Read Full Q/A … : ufdc.uflib.ufl.edu

Q. I have a 13 1/2 year old Shih Tzu. How old is he in dog years?
ANSWER : A. It’s used to be that dog years were 7 years to every 1. Now it normally around 5 years to every year as long as your dog is healthy and kept up with vaccines. So he’s about 68ish in dog years.

Read Full Q/A … : Shih Tzu Age

Q. What should a Papillon weigh that is 11 inches at the shoulder?
ANSWER : A. Per AKC breed standard, there is no set weight for the Papillon. The only guideline given is that weight should be proportionate to height. In general, females may weigh a bit less than males; yet in regard to height both genders will fall between the 8 to 11 inch guideline.

In general, if a Papillon is of standard height, the adult weight will be between 6 pounds (2.72 kg) to 10 pounds (4.53 kg). It is not uncommon for a female to be a bit smaller than a male in regard to weight. Females tend to settle down near the 6 to 8 pound range and males generally are a bit larger and are closer to the 9 or 10 pound range.

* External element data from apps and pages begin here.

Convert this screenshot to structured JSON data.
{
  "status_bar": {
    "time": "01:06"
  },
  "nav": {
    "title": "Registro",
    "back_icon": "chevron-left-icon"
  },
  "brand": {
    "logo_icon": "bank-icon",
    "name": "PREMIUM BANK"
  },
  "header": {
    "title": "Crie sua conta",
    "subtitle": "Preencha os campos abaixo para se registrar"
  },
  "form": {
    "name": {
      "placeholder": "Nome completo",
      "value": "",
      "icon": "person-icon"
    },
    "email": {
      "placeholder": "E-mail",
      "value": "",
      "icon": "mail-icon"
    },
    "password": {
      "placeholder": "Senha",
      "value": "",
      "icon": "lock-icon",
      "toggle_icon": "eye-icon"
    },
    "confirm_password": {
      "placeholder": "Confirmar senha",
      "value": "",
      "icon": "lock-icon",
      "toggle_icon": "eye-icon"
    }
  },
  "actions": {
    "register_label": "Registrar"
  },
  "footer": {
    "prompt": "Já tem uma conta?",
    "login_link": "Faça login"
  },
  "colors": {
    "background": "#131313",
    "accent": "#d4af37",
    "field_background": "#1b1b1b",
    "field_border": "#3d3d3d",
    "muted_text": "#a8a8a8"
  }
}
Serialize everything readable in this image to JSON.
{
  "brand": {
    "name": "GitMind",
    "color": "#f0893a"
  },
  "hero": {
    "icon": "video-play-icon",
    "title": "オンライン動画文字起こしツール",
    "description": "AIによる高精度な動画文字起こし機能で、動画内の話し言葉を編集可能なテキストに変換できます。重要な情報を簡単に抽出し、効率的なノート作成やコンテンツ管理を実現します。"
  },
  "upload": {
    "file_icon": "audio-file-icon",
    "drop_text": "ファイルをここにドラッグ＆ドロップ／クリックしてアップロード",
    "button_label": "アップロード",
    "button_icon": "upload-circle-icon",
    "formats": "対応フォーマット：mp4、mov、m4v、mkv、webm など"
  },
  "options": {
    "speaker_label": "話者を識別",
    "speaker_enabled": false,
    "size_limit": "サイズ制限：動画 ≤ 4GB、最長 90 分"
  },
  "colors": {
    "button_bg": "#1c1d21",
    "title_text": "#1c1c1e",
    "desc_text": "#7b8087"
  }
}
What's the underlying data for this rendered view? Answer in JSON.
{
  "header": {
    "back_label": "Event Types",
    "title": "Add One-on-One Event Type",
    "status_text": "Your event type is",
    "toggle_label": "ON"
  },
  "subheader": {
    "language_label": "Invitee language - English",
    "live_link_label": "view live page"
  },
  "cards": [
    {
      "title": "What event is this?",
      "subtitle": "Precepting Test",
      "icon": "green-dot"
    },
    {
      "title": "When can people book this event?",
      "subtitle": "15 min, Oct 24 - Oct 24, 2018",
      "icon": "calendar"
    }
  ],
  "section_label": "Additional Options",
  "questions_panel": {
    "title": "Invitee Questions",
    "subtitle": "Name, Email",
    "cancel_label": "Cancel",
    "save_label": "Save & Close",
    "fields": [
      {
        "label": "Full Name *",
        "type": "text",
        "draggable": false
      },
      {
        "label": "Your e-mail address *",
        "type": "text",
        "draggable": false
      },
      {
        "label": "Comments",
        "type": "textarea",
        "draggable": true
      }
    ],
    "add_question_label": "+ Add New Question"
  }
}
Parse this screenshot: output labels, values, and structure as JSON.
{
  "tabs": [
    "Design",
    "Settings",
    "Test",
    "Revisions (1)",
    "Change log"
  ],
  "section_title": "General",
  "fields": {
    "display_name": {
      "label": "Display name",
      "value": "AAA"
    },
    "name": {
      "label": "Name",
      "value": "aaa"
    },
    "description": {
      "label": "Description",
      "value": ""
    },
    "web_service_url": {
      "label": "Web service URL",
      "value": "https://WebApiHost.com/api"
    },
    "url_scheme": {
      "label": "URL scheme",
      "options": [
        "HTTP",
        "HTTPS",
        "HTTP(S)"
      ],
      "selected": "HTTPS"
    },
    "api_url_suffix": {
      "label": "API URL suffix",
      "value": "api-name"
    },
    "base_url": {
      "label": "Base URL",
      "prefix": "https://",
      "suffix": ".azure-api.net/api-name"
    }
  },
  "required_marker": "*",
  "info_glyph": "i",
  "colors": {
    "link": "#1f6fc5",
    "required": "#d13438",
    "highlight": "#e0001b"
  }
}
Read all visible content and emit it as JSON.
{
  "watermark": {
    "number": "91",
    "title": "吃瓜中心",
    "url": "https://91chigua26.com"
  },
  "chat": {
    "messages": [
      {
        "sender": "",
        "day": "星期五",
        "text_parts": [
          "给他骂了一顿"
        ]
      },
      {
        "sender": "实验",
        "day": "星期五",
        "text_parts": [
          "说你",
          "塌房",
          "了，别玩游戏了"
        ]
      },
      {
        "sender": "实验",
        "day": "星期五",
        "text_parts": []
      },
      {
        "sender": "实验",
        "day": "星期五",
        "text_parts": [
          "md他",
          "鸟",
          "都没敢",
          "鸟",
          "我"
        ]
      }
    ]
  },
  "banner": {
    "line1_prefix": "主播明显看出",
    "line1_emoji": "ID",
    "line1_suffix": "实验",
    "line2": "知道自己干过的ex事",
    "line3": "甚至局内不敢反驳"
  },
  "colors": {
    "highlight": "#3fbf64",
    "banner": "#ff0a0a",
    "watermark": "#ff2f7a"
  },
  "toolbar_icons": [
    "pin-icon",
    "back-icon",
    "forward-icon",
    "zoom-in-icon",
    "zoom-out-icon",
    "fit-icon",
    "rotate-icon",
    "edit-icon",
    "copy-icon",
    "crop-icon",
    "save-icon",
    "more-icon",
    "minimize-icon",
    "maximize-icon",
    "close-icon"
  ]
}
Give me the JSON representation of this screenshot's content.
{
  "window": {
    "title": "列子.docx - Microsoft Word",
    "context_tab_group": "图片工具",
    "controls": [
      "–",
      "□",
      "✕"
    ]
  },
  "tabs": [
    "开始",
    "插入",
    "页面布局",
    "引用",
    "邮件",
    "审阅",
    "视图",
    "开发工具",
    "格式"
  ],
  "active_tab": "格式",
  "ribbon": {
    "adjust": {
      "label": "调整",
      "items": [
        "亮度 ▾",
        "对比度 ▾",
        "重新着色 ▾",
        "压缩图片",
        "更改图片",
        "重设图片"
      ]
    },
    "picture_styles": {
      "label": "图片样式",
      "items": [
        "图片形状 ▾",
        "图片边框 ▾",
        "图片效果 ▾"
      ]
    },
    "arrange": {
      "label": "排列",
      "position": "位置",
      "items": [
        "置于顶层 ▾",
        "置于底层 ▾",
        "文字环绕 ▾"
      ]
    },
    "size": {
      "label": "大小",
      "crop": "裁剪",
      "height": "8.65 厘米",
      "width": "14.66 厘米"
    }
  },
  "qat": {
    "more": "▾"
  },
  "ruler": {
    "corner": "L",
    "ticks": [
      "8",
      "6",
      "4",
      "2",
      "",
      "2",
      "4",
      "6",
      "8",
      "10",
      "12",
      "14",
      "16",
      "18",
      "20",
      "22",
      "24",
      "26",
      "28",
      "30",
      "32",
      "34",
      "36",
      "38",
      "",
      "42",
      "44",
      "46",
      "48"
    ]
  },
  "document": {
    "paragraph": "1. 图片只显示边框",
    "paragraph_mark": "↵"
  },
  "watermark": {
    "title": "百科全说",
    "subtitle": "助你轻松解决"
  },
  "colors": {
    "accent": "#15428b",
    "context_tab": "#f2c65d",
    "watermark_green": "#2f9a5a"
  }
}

We have seen some sources list the weight of the Papillon to be as tiny as 4 pounds (1.81 kg) however this is not common and a Pappy of this size would be considered undersized should he or she be the expected 8 to 11 inches tall (floor to withers).

So, with this information, your dog should weigh about ten pounds if she is 11 inches at the shoulder.

Q. Does an indoor cat need to be vaccinated every year?
ANSWER : A. In practice, I recommend a feline combo vaccine every year, but will generally start administering every 3 years once they have had their kitten vaccines and 2 additional yearly vaccines. Rabies, is required yearly by law, and if kept up to date can be good for up to three years also. Based on the age of your cat I would give a yearly feline combo and rabies, and then boost the combo again next year.

Q. My 9 year old lab has tested positive for heart worms. A feed store owner told me I could use Noromectin (ivermectin) to get rid of them? Is it safe?
ANSWER : A. The feed store owner is taking about the “slow kill” method for adult heartworms. This method is the considered an alternate method that has the following disadvantages over the normal immiticide treatment:
1) Takes years (often-times up to 2-4 years) to completely rid heartworms vs immiticide treatment which takes at most 3 months
2) Slowly kills baby worms only in the bloodstream, does not kill adult worms in the heart. Immiticide kills the adult worms that are in the heart directly which is why it is so effective.
3) Higher risk of thromboembolism (clots in the lung artery) than Immiticide treatment.
4) Adult worms will stay in the heart for years and can impede blood flow.
So that is the gist of doing the slow kill method for baby heartworms instead of the fast kill method with Immiticide for adult heartworms. Which is why most veterinarians will recommend the fast kill method as the best choice for your pets care.

Q. how many seizures per week/month/year in a dog would warrant them being put on phenobarbital
ANSWER : A. This depends on the type and duration of the seizures, their cause and the general health of the dog. There is no set number. The veterinarian will weigh the risk of side effects from the medication up against the risk of seizures and will then decide for the least dangerous or damaging option. So if you have an otherwise healthy young dog and he only has a small short seizure once a month, the vet may decide not to put the dog on medication until the amount of seizures increases or the duration increases. You should discuss the pros and cons for your dog with the veterinarian who diagnosed the seizures.

Q. What is the size for Norwegian Forest Cats? How big can they get? What is the record size? Can they get as big as a Maine Coon?
ANSWER : A. A male NFC can weigh from 12 to 16 pounds, while fully grown females will weigh from 9 to 12 pounds. A fully grown male Maine Coon may weigh between 21 and 35 pounds with females ranging from 15 to 29 pounds.